Conditions that refractories must withstand vary a great deal from one application to another. One especially difficult condition occurs during the firing of glazed ceramics, when some of the alkali vaporizes at firing temperatures. These vapors react with some refractory products.
In kilns firing various whiteware products, Swindell Dressler International Co. has seen alkali attack on conventional 2600°F classification (ASTM Group 26) insulating firebrick (IFB). The effect is usually not enough of a reaction to “salt glaze” the lining, but the resulting shrinkage on the hot face can cause a network of shrinkage cracks and spalling. Pieces of spalled refractory falling on glazed ware result in high reject rates.

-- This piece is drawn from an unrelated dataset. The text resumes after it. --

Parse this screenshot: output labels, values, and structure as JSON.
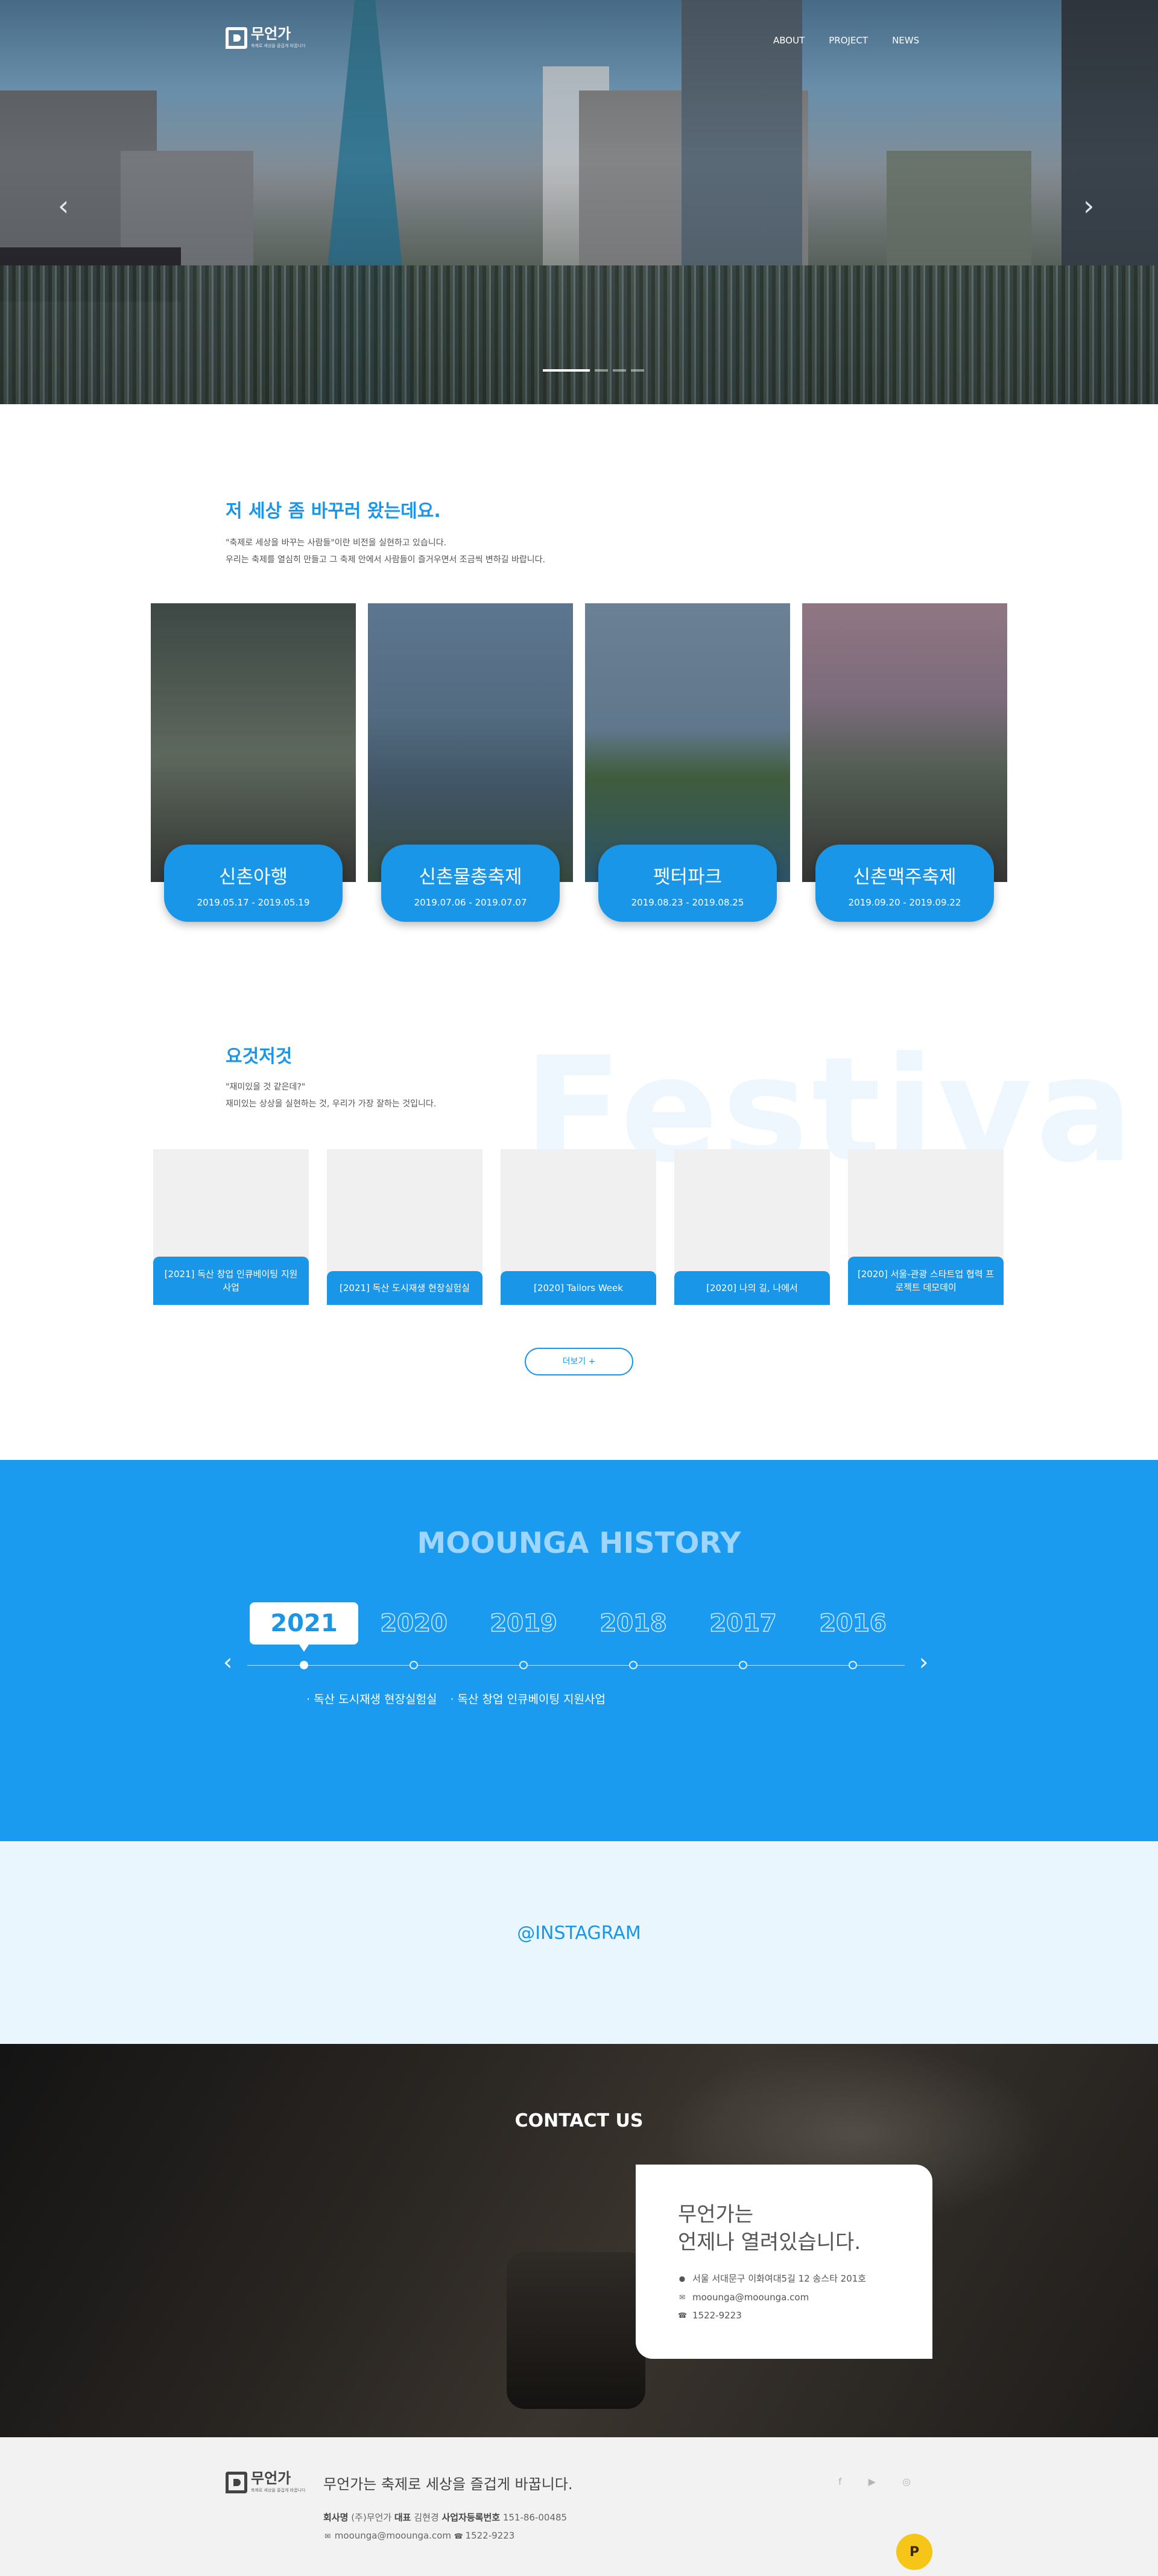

The conventional approach of switching to a higher-temperature-class IFB, such as Group 28, when there is a problem is not a reasonable alternative. Higher-temperature grades typically have higher density and conductivity. The higher density might help slightly on resistance to alkali attack, but the higher conductivity would result in higher heat loss and energy costs
There are several ways a manufacturer’s Group 28 IFB may differ from its Group 26 IFB.
- From some suppliers, Group 28 IFB have the same chemical composition as Group 26 IFB. The only differences are higher density and firing to result in an acceptable 2750°F reheat shrinkage. This offers no significant improvement to Group 26 IFB for resistance to chemical attack.
- Other suppliers manufacture a Group 28 IFB that are lowfired. These pass the 2750°F reheat shrinkage test by relying on expansion during mullite formation to counteract the high-temperature related shrinkage and allow the net change to be in the +/-2% range after the reheat test. If the IFB are heated only into the temperature range to experience the mullite formation and below the temperature where shrinkage occurs, they expand as much as 7%. A large tunnel kiln cannot accommodate these large dimensional changes, even if chemical attack does not occur.
- Some Group 28 IFB are both high-fired and of a higher alumina composition. The chemistry might appear to be more suitable to the alkali-rich atmosphere; however, high alumina content is not always an indication of alkali resistance.
Prefabricated side wall sections of a sanitaryware tunnel kiln before shipping to the job site. BNZ 26-60 IFB is used on the hot face and BNZ 2300 HS IFB is used as back-up insulation.
Some of these have a high free-silica content. This is thought to be more reactive with alkali vapors. The higher thermal conductivity is also a drawback.
A Specialty Grade for Group 26
approached BNZ Materials, Inc., with the problem. A higher alumina content
(60.4%) was chosen to withstand the combination of temperature and atmosphere. Special raw materials and firing conditions were also selected to yield high mullite content and low free-silica content, as manufactured. The result became a specialty grade (BNZ 26-60) that meets the ASTM C-155 specifications for group 26.
An additional benefit of the resulting IFB is an 18% lower thermal conductivity than a conventional group 26 IFB. Thermal conductivity at 2000°F has been measured as 2.3 Btu-in/ft2/hr/F (0.33 W/mk). Better resistance to damage from thermal cycling has also been observed. In thermal cycling tests (from room temperature to around 2000°F), the
specialty-grade brick has lasted three times longer before cracking compared to the conventional material.
This specialty grade has been adopted by Swindell-Dressler as the standard hot zone lining material in its tunnel kilns for sanitaryware, tile and other whiteware applications. This commitment to using quality materials has helped Swindell Dressler become one of the largest suppliers of kilns to the sanitaryware industry in the world, supplying kilns to 10 countries on four continents.